I think I am in my career highlight! I just signed a deal with Harper Collins to publish my own book. It’s an illustrated tribute to letting go of what you thought was going to happen and embracing what actually is happening. It should hit the shelves in 2020.
And, I am launching an organic kids pajama company with my friend Fiona Montgomery called Dodo Banana this fall that I’m very excited about. They are super soft, eco-friendly pajamas with the cutest illustrations of course!
What does a typical day look like for you?
My daughter usually wakes me up around 630/7am and we start the breakfast routine, then it’s a quick bike ride to school. I like to move my body, so after drop off, I either take a yoga class or go for a run. As a freelancer, my work days vary, if there’s lots to do, back home to work. But, if I’m not under a tight deadline things can be more flexible which could include going to the park to read, lunch with a friend, an art show or a film. It changes. Coco comes home at 5pm and we make dinner together, play around afterwards and she’s in bed by 7pm. This is when I’m most creative, so I work often at night. I’ll put on some good tunes and get to it. I try to sleep by 1130, so I’ll shut down whatever I’m doing at 11 and unwind before zzzzzzz.
How do you switch off and make time for yourself/self-care?
When I was younger I was terrible at switching off, but over time I have come to recognize the importance of down-time. The best spot for me is the yoga studio, there I can really unwind both physically and mentally. It’s a place where I’m relaxed and comfortable.
Also being around friends is a big part of my self-care, when I’m with my people I can get out of my head. I work mostly alone so although some may find being social the opposite of making time for oneself, for me it’s very welcome and needed.
What’s life like raising a daughter in Brooklyn?
It’s the best. There’s a great community vibe in Brooklyn. It’s easy to know your neighbors, and we help each other. It’s a friendly place filled with people from everywhere and I love that for Coco. Human connection is good. It’s wonderful to know that she’s growing up in an incredible city filled with so much art, music and culture and I do my best to let her experience it.
How have you approached decorating your home, and where are your go-to stores/sources for great artwork?
In my home I like to keep things simple and functional. We have people over all of the time so I like a space that’s open and inviting, but also comfortable. With furnishings I lean towards a very neutral/muted palette and let color come from the artwork on the walls and the people hanging out in my home. As for go-to sources and stores – I’ve gotten a lot of furniture pieces from Wynne City Works, some interesting lighting from BEAM, and artworks come mostly from friends and yours truly.
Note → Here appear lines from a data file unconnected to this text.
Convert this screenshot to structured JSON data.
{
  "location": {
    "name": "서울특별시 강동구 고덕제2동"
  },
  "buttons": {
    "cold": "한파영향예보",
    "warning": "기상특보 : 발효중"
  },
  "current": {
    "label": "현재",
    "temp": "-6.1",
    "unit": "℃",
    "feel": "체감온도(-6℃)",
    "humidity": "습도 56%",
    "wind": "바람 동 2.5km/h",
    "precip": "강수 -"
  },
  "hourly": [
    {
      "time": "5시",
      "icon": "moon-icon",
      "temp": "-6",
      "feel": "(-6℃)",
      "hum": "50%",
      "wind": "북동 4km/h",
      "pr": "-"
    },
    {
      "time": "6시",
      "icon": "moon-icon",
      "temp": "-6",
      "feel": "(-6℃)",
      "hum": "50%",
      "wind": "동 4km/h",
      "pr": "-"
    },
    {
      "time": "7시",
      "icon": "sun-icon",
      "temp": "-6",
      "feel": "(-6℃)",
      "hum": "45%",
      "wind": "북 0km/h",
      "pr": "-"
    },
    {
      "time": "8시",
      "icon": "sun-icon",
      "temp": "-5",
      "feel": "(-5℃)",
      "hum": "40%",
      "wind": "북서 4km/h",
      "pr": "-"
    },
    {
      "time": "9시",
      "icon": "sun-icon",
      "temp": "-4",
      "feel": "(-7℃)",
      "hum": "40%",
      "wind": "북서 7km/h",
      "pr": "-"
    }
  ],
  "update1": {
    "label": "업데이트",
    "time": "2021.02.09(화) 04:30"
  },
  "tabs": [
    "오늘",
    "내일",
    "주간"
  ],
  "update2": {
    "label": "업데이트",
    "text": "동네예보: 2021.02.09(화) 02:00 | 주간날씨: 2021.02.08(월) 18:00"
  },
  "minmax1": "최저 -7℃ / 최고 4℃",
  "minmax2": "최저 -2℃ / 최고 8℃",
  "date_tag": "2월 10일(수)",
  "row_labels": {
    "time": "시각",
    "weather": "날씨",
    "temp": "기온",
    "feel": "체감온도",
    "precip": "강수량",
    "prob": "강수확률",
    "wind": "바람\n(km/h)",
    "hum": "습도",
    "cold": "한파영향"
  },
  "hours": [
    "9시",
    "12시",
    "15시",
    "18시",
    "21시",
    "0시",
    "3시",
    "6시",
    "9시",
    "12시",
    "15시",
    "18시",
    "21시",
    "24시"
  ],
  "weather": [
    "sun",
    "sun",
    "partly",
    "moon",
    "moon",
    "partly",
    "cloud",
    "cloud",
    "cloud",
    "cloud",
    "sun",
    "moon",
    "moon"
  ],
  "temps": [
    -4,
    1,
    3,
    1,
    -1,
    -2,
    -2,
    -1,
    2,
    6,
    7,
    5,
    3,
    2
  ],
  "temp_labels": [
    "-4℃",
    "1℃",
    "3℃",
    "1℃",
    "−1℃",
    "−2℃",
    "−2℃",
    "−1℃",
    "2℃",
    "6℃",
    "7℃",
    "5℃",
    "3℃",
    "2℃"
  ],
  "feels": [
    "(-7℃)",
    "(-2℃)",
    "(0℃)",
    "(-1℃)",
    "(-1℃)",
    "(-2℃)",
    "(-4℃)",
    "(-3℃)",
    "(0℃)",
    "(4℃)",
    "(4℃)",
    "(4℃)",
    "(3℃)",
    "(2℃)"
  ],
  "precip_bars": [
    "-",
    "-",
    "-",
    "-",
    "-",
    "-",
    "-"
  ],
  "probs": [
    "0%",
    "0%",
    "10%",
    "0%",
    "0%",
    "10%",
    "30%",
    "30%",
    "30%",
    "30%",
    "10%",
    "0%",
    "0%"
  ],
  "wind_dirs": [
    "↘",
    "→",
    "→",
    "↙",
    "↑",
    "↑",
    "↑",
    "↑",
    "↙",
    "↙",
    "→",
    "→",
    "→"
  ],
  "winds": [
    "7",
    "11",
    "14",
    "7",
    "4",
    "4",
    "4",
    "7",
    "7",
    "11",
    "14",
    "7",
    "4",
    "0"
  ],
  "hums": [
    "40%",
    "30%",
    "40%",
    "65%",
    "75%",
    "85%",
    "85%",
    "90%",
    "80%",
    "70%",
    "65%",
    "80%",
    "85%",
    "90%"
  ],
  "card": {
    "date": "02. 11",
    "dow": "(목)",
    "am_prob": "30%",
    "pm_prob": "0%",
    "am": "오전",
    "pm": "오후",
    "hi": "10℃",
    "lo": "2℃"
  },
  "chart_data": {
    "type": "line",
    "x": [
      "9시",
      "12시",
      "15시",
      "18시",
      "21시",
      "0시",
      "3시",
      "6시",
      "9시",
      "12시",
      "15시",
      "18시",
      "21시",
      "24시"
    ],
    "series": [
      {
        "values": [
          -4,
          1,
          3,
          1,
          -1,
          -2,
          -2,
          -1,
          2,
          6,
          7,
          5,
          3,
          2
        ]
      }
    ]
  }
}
How do you encourage creativity within Coco?
Oh, I think it’s all about exposure. We do our fair share of painting and crafts together, but she is also watching me work and create, paying attention to my process. On top of which, her father and I take her to all sorts of art shows and music events where she can see how other people reveal their creativity. Then, it’s just giving her the space to do her own thing and supporting that expression.
You work with some amazing clients - from Bon Appetit to The Wall Street Journal to Vogue. How do you balance this demanding career with finding space to be creative?
My grandfather used to always say this to me and I truly believe it, “The more you do, the more you can do.” With regards to finding time for creativity the busier I am, the better I manage my time. It’s as if I’m a well-oiled machine and when it’s time to get creative I’m ready!
How do you make the juggle work?
I am very intentional with my time. This means deciding what I’m going to spend my time on and when, and then following through with that plan the best I can. As long as I have plan, I can make it work.